Headline: Director’s Update – May 2017 | Director’s blog

This is my first week at the Department of Internal Affairs and in the role of Director of the Office of Ethnic Communities. I am delighted to join the team, and look forward very much to meet and learn from all our partners in the ethnic communities sector over the coming months.

I am a Kiwi who has spent many years working in the Government sector working on foreign affairs, culture and education issues. I have come from Victoria University (which is also my alma mater) where I was the Director of the Confucius Institute. Previously, I was at Te Papa Tongarewa Museum of New Zealand as the International Strategy Adviser, Diplomat at the Ministry of Foreign Affairs and Trade working on our relationships with countries in Asia and the Americas, the United Nations, APEC and other institutions.

I am of Chinese heritage, and my home country is Malaysia where I grew up and where I have family and friends. My husband Michael is also a Kiwi and we have a daughter Nina, and our immediate Whanau also includes his son Jonathan and daughter Anna and their families.

My team tell me we have had a busy month preparing for the 2017 Ethnic Peoples in Commerce Conference on 30 June 2017 at SkyCity – and that it is shaping up well. Dynamic speakers are locked and primed, invitations have gone out, and we are fielding significant interest. There is an item in further into this newsletter that you need to read. It will take you through to our webpage and registration portal.  I am looking forward to hopefully seeing a number of you at what is a flagship calendar event.

Muslims celebrate the holy month of Ramadan

Ramadan has begun and I want to wish all Muslims in New Zealand the best for the holy month. Ramadan is the ninth month of the Islamic calendar and is regarded as the time in which the Qur’an was revealed to the Prophet Muhammad. To mark this event, Muslims around the world (including New Zealand) fast for a month. It is a time for reflection, spiritual devotion and renewal. Muslim families come together to celebrate their faith and their communities. By fasting, praying and through acts of charity, they give thanks for the health and happiness of family and friends. Muslims have been a part of New Zealand’s economic, cultural and social fabric, since the 1850’s. According to the 2013 Census there are more than 46,000 people in New Zealand, who identify as Muslims.

New Appointment to Office of Ethnic Communities: Diversity and Engagement Advisor based in Wellington

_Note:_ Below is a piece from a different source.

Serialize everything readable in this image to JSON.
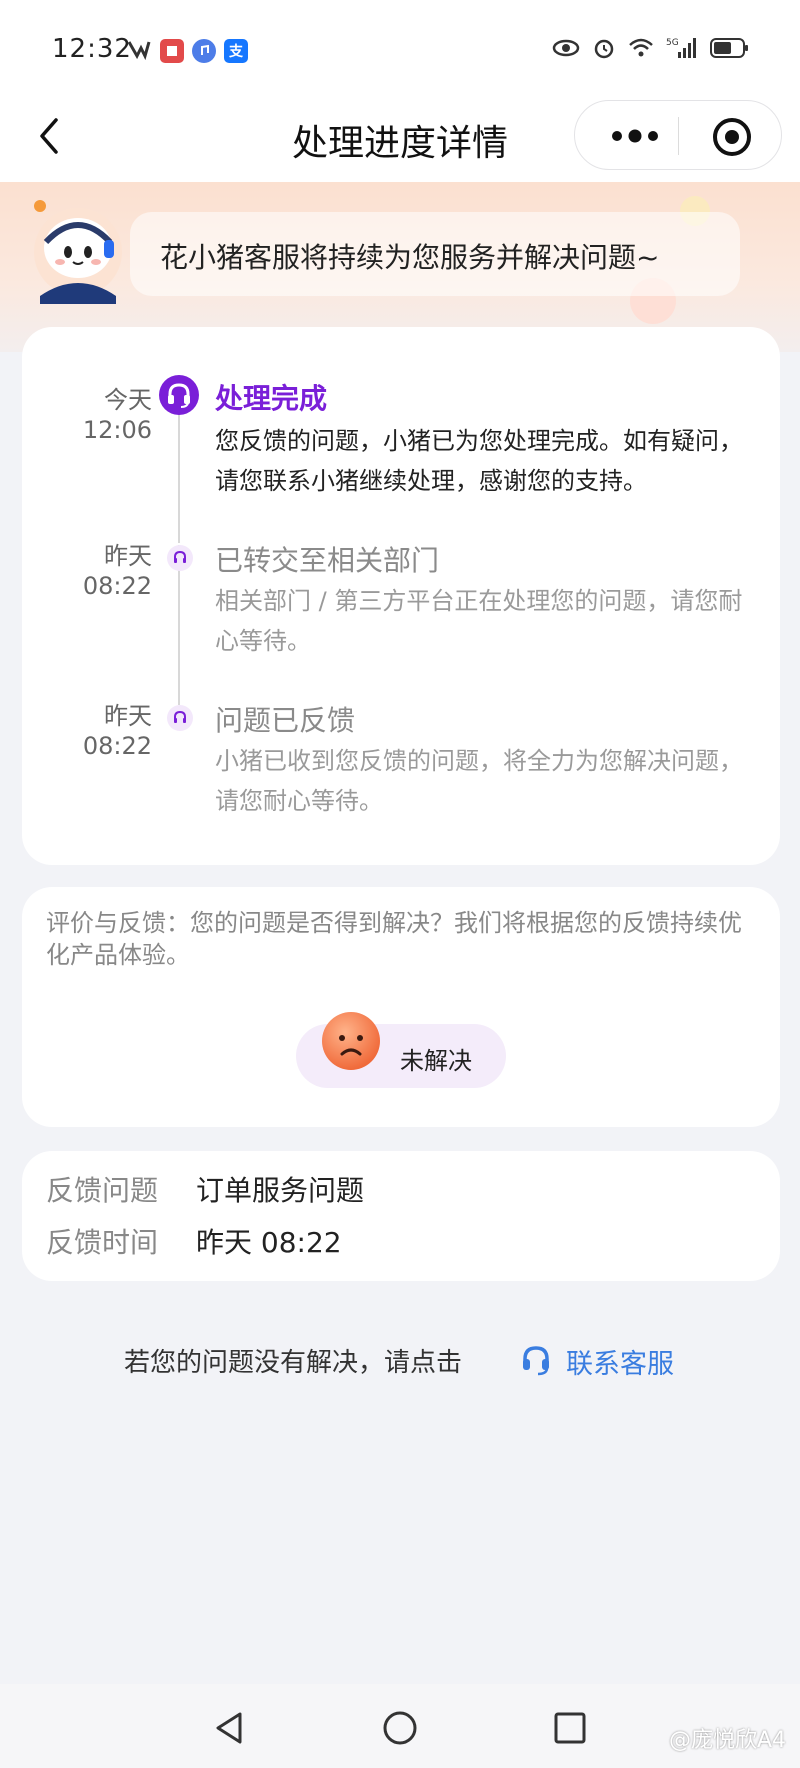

Elaina Lauaki-Vea will start with us in June 2017. Elaina is first generation New Zealander of Tongan heritage with lineage going back to ‘Uiha and Felemea, Ha’apai. She joins us from the New Zealand Treasury where she worked as a Research Analyst in the Pacific capability and Ministerial Advisory Service. Elaina grew up in Tauranga, Bay of Plenty and completed her high school and tertiary studies in Auckland. She is a graduate from the University of Auckland where she completed her Bachelor of Arts in Political Studies and Sociology. During her time at university she was a mentor in low decile high schools, and assisted in qualitative research that focused on cultural diversity in institutions and addressing institutional discrimination, a volunteer literacy tutor at the Mount Eden Correctional Facility, Elaina also led mentoring groups in leadership development in the community.

Race Unity Speech Award

And finally – congratulations to Tauawhi Bonilla from Te Aute College (Central Hawkes Bay) for taking out the award for 2017 with a speech that challenged what our idea of what made a good ‘kiwi’.  And also to runner-up George Sabonadiere from Logan Park Highs School in Dunedin who characterised racism as a “beast” that needed to be fought with empathy and understanding. You can listen to Tauawhi’s speech.  

Wen Powles